  16. rimrocker

    rimrocker Contributing Member

    Joined:
    Dec 22, 1999
    Messages:
    21,299
    Likes Received:
    5,752
    None of the big names were in the Senate and the point is that it always has been a Senatorial rule and custom not mentioned in the Constitution.

    Don't get me wrong, I hate this development. But when you have one party that intentionally shat upon the customs and traditions of the Senate so as to make it unworkable there is little left to do but change the rules. The Senate should not be the House but that is where we are headed.
     
  17. Major

    Major Member

    Joined:
    Jun 28, 1999
    Messages:
    40,306
    Likes Received:
    14,216
    What on earth are you talking about? You need to take a remedial education on the history of the filibuster.

    The filibuster in the current form is a product of the last century. It has nothing to do with the founders, and it has been changed literally dozens of times, both in the amount of people needed, the methodology, and what it applies to.
     
  18. rocketsjudoka

    rocketsjudoka Contributing Member

    Joined:
    Jul 24, 2007
    Messages:
    47,043
    Likes Received:
    32,802
    As far as Democrats complaining about Republicans trying to suppress the filibuster just look at the beginning of this thread. Reid et al. were basically saying the same things that the Republicans are now.
    That strikes me as very shortsighted thinking. If you don't agree with the Republican agenda and think it's harmful to the country there is no reason why you would want to make it easier for them to implement it. The Republicans clearly think this way about the Democratic agenda. For good or bad major legislation has profound affects that can last decades. The Reagan tax cuts still affect us even though they were passed more than 30 years ago.

    Further we aren't talking just about legislation but about judges who have lifetime appointments.
     
  19. rocketsjudoka

    rocketsjudoka Contributing Member

    Joined:
    Jul 24, 2007
    Messages:
    47,043
    Likes Received:
    32,802
    This sounds like Deja Vu all over again and is the type of smug thinking that got the GOP in trouble.
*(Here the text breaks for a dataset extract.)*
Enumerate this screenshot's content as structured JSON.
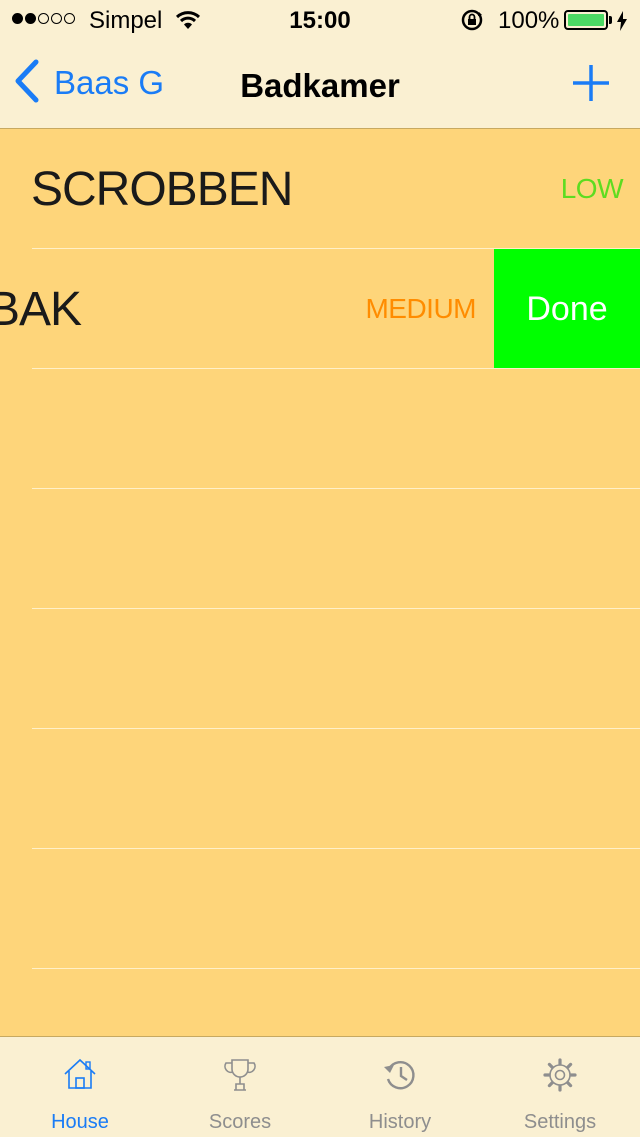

Yes the demographics are against the Republicans but they still manage to hold on to several state houses and governorships where they have rigged things in their favor. While this doesn't directly affect the Senate races it does show that their state level organizations are strong and in low turnout years gives them a good chance to win. This might be especially true next year when the Senate seats up for grabs favors the Republicans.
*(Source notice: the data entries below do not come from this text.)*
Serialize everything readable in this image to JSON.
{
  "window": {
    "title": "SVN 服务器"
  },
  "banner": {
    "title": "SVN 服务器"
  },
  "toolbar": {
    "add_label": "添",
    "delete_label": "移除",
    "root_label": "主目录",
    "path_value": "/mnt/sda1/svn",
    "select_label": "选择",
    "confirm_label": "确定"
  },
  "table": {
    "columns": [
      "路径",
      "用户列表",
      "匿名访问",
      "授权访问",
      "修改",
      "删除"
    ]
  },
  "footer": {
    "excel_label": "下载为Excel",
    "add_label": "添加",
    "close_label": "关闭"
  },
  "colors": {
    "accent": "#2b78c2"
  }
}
    Further as the case with GW Bush shows personal unpopularity of a the head of a ticket can do a lot of damage to the party overall. While demographics don't favor the GOP a very unpopular and / or scandal ridden Democratic president could change things (not saying Obama is that). A lot of things can happen in elections that can swing things suddenly and unpredictably.
     
  20. rocketsjudoka

    rocketsjudoka Contributing Member

    Joined:
    Jul 24, 2007
    Messages:
    47,043
    Likes Received:
    32,802
    As the beginning of this thread should show it wasn't that long ago that the Republicans were the ones arguing against Senate tradition.

    The Constitutionality of the filibuster has been discussed before. While it isn't in the Constitution the Constitution does state that the Senate has the ability to make it's own rules so it is Constitutional. The tactic of continuous speaking to block a vote dates back to the Roman Senate and there is no doubt that the Founders were aware of it.
     

Share This Page

  • About ClutchFans

    Since 1996, ClutchFans has been loud and proud covering the Houston Rockets, helping set an industry standard for team fan sites. The forums have been a home for Houston sports fans as well as basketball fanatics around the globe.

  • Support ClutchFans!

    If you find that ClutchFans is a valuable resource for you, please consider becoming a Supporting Member. Supporting Members can upload photos and attachments directly to their posts, customize their user title and more. Gold Supporters see zero ads!


    Upgrade Now